Unicode Transformation Format (UTF) is one of the mapping methods engineered to encode text. It does this by mapping code points to code values. Each code value is a unique sequence of bytes.


The UTF-16 encoding system, is not as simple as it's name suggests. Each char is not encoded with 16 bits, as is commonly assumed. UTF-16 is a variable-width encoding format.

Java's char object is encoded using UTF-16 and so are Windows filenames, as well as the C++ RESTful API SDK written my Microsoft, as well as the macOS operating system.

It's rarely advantageous to use UTF-16 over UTF-8. The only time it will result in a smaller file size is if the majority of text in the file consists of Chinese or Japanese characters. Even so, if there is a large amount of whitespace (which is an ASCII character) then the UTF-8 encoding would still result in a smaller file size. The standard norm is increasingly becoming UTF-8, and the trend shows no sign of slowing down.
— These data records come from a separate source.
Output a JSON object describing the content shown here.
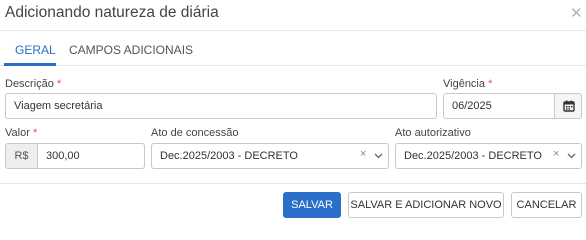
{
  "dialog": {
    "title": "Adicionando natureza de diária",
    "close_icon": "close-icon",
    "close_glyph": "✕"
  },
  "tabs": [
    {
      "label": "GERAL",
      "active": true
    },
    {
      "label": "CAMPOS ADICIONAIS",
      "active": false
    }
  ],
  "form": {
    "descricao": {
      "label": "Descrição",
      "required_mark": "*",
      "value": "Viagem secretária"
    },
    "vigencia": {
      "label": "Vigência",
      "required_mark": "*",
      "value": "06/2025",
      "icon": "calendar-icon"
    },
    "valor": {
      "label": "Valor",
      "required_mark": "*",
      "prefix": "R$",
      "value": "300,00"
    },
    "ato_concessao": {
      "label": "Ato de concessão",
      "value": "Dec.2025/2003 - DECRETO",
      "clear_glyph": "×",
      "caret_icon": "chevron-down-icon"
    },
    "ato_autorizativo": {
      "label": "Ato autorizativo",
      "value": "Dec.2025/2003 - DECRETO",
      "clear_glyph": "×",
      "caret_icon": "chevron-down-icon"
    }
  },
  "buttons": {
    "save": "SALVAR",
    "save_and_new": "SALVAR E ADICIONAR NOVO",
    "cancel": "CANCELAR"
  },
  "colors": {
    "primary": "#2a6fc9",
    "required": "#d9534f",
    "border": "#c8c8c8"
  }
}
UTF-32, unlike its brothers, is a fixed-width encoding format. Every character is guaranteed to be represented by exactly 4 bytes. UTF-32 is rarely used. Requiring every character to be represented with 4 bytes results in a significant increase in file size. It is slightly faster to read than UTF-8 but the difference is barely measurable.

Lastly, UTF-32 is problematic because it results in encoding many 8-bit strings of 0's. Traditional software interprets this as the null terminator, which signals the end of the string, which would truncate the remaining information previously encoded by UTF-32.